SAN DIEGO - Many of San Diego's fast food workers are saying sexual harassment comes with the job.
A new study by Hart Research Associates seemingly backs up their claim. It found that 40 percent of women surveyed nationwide reported some form of sexual harassment while at work.
Maribell Sosa, who works at a local fast food restaurant, said working in fast food is a challenge, and it's even harder when her boss yells at her.
"One time, she did it to me and I said, 'That's disrespectful,'" Sosa said. "You want to talk to me, say something about the job, you got to call me in the office. We talk. No screaming all over the place."
But Sosa said some of her colleagues have it a whole lot worse.
"I just heard that one supervisor grabbed this lady from her waist when she was doing [the] dishes, and that's not right," she said.
That's why Sosa joined other fast food workers and their supporters Thursday at a rally outside a McDonald's in Barrio Logan. They wanted to bring awareness to sexual harassment at fast food restaurants.
In a statement, McDonald's said that it doesn't tolerate any harassment at its restaurants.
"At McDonald's, we and our independent owner-operators share a deep commitment to the respectful treatment of everyone. There is no place for harassment and discrimination of any kind in McDonald’s restaurants or in any workplace. We take any concerns seriously and are reviewing the allegations," the statement said.

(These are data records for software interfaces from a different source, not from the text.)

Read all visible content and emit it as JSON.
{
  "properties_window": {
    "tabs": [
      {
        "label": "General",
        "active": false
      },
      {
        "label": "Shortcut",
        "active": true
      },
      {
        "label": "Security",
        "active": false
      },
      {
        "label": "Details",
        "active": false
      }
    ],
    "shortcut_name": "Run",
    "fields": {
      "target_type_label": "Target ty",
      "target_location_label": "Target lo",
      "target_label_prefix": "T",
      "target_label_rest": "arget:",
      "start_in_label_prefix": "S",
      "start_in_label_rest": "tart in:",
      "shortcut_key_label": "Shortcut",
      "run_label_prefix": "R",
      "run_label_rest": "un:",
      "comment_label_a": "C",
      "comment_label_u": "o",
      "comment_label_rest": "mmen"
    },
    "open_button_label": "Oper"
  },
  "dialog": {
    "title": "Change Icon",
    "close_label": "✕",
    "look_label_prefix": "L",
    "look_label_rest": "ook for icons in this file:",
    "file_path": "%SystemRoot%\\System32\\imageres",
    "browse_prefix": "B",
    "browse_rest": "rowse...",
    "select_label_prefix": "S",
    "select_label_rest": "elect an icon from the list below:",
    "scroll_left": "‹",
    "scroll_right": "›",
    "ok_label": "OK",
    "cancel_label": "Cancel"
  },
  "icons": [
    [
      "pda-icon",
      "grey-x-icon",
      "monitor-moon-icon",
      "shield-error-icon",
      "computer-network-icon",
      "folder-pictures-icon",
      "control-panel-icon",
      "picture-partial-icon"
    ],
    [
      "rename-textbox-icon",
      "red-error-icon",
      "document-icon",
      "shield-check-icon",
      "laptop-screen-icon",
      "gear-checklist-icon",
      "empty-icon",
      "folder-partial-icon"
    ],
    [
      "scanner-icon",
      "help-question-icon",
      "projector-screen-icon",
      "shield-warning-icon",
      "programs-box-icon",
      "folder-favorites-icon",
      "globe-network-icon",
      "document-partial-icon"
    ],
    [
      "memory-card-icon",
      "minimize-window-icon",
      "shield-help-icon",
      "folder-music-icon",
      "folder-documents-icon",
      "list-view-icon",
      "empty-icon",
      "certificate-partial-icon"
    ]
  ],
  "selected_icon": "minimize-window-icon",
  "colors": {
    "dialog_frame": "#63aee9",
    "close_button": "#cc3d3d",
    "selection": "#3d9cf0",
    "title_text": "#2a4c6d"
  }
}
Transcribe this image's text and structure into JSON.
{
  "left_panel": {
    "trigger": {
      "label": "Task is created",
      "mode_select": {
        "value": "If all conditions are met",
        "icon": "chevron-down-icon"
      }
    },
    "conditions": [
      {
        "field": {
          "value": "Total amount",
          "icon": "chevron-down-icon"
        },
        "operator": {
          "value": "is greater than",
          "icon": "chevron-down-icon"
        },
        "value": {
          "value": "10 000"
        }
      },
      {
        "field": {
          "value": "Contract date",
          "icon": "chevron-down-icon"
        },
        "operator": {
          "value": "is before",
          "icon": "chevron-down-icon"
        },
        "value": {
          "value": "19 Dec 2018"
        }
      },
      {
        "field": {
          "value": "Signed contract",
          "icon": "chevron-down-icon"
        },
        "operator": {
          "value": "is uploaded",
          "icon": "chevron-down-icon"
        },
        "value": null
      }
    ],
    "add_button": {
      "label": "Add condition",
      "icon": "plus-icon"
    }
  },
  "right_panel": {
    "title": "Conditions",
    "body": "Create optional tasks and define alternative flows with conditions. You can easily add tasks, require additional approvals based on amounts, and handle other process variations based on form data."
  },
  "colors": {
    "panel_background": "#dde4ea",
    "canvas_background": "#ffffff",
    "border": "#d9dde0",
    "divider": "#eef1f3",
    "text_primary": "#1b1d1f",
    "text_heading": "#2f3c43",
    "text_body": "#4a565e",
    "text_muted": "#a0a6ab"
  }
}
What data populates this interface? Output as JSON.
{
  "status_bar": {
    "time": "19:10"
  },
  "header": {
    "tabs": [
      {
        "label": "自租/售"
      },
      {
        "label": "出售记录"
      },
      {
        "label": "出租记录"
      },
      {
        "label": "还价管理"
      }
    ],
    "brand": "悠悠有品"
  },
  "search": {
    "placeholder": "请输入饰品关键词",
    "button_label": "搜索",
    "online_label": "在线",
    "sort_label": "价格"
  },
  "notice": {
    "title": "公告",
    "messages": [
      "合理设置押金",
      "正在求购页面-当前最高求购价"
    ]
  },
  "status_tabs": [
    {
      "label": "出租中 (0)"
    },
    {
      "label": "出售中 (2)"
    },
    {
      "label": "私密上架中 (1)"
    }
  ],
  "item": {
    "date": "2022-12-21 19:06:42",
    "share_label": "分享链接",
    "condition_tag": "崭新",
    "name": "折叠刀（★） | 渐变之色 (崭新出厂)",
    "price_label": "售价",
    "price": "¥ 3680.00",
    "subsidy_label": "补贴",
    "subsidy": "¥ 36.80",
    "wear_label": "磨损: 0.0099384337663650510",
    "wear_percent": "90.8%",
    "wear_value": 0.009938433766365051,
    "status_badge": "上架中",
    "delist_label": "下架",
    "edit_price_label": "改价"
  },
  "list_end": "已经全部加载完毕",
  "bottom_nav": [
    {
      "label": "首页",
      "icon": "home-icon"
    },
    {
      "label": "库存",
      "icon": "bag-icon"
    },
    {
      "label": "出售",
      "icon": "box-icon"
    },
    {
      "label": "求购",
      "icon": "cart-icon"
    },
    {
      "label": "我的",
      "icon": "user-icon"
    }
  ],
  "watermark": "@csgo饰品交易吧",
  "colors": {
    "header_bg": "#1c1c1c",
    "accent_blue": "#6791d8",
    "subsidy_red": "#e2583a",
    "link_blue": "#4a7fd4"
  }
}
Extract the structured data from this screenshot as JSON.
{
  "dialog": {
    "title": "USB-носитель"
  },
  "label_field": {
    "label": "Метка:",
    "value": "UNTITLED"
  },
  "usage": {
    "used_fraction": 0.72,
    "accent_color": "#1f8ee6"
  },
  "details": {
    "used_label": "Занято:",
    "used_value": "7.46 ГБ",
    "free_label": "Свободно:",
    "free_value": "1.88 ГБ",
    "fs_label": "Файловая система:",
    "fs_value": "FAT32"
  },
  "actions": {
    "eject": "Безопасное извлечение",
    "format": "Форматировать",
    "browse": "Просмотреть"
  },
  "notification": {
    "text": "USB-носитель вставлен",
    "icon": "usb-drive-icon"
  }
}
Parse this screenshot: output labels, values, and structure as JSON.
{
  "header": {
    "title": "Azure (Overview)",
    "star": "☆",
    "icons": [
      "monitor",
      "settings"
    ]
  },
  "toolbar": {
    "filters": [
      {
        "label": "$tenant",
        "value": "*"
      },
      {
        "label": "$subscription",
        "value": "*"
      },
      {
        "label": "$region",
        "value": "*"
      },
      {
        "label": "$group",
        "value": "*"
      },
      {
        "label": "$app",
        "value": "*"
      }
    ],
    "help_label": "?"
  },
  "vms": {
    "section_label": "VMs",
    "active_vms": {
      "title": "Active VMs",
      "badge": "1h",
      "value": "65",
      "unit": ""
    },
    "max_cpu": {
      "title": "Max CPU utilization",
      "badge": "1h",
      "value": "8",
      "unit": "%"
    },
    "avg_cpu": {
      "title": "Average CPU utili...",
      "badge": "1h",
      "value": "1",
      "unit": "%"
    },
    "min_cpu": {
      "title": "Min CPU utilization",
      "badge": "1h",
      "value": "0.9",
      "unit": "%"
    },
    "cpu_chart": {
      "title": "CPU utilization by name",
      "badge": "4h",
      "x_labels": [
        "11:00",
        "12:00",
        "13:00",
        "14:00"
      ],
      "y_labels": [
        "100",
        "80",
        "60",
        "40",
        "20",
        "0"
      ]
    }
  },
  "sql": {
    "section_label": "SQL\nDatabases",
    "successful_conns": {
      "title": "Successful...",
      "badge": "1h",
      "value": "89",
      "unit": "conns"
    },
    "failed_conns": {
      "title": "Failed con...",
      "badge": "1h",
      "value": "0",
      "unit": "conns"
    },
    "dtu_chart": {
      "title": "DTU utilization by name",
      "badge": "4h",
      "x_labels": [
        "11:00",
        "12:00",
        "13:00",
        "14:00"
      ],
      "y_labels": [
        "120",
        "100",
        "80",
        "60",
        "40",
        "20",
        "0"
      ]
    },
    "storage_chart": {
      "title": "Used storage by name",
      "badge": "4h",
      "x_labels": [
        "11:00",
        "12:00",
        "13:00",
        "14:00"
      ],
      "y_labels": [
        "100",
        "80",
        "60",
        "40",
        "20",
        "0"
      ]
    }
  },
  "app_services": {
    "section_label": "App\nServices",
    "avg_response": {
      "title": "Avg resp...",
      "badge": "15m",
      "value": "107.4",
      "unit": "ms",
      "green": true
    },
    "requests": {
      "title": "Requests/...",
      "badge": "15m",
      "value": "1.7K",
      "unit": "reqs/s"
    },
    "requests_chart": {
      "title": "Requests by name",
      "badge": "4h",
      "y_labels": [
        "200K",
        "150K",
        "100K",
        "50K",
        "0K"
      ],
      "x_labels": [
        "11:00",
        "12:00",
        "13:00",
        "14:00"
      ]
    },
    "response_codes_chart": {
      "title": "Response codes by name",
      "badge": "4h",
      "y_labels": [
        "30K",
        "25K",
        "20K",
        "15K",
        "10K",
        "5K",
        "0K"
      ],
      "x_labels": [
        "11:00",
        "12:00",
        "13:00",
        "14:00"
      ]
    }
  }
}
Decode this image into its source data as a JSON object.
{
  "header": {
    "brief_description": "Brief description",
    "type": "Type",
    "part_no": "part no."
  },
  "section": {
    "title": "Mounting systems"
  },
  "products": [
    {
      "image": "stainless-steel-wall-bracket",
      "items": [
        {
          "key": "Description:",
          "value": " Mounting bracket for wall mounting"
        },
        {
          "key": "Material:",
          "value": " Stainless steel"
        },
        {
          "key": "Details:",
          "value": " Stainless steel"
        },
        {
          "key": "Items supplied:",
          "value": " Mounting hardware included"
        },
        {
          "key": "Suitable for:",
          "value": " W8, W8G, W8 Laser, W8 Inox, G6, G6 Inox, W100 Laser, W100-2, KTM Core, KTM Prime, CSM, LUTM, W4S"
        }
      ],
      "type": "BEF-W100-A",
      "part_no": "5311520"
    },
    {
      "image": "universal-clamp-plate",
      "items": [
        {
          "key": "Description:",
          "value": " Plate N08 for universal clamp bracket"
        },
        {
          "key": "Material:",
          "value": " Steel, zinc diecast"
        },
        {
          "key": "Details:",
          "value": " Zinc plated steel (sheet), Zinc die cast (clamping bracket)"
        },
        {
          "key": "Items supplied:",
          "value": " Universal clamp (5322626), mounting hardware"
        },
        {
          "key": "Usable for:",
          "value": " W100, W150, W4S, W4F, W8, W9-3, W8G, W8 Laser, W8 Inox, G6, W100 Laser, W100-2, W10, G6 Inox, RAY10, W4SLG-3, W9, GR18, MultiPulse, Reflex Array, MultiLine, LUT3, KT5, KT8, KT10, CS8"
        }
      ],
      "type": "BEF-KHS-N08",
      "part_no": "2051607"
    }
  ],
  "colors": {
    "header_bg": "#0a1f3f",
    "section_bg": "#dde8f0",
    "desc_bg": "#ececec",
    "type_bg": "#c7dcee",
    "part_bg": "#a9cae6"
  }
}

Fast food worker Jorge Moreno said the problems go beyond sexual harassment.
"I have been degraded at work, I've been treated as lesser than a human a couple of times," he said.
Sosa said Thursday's rally was about standing up for what's right, especially for those who are too afraid to speak out.
"The workers don't say anything because they're scared of losing their job," she said.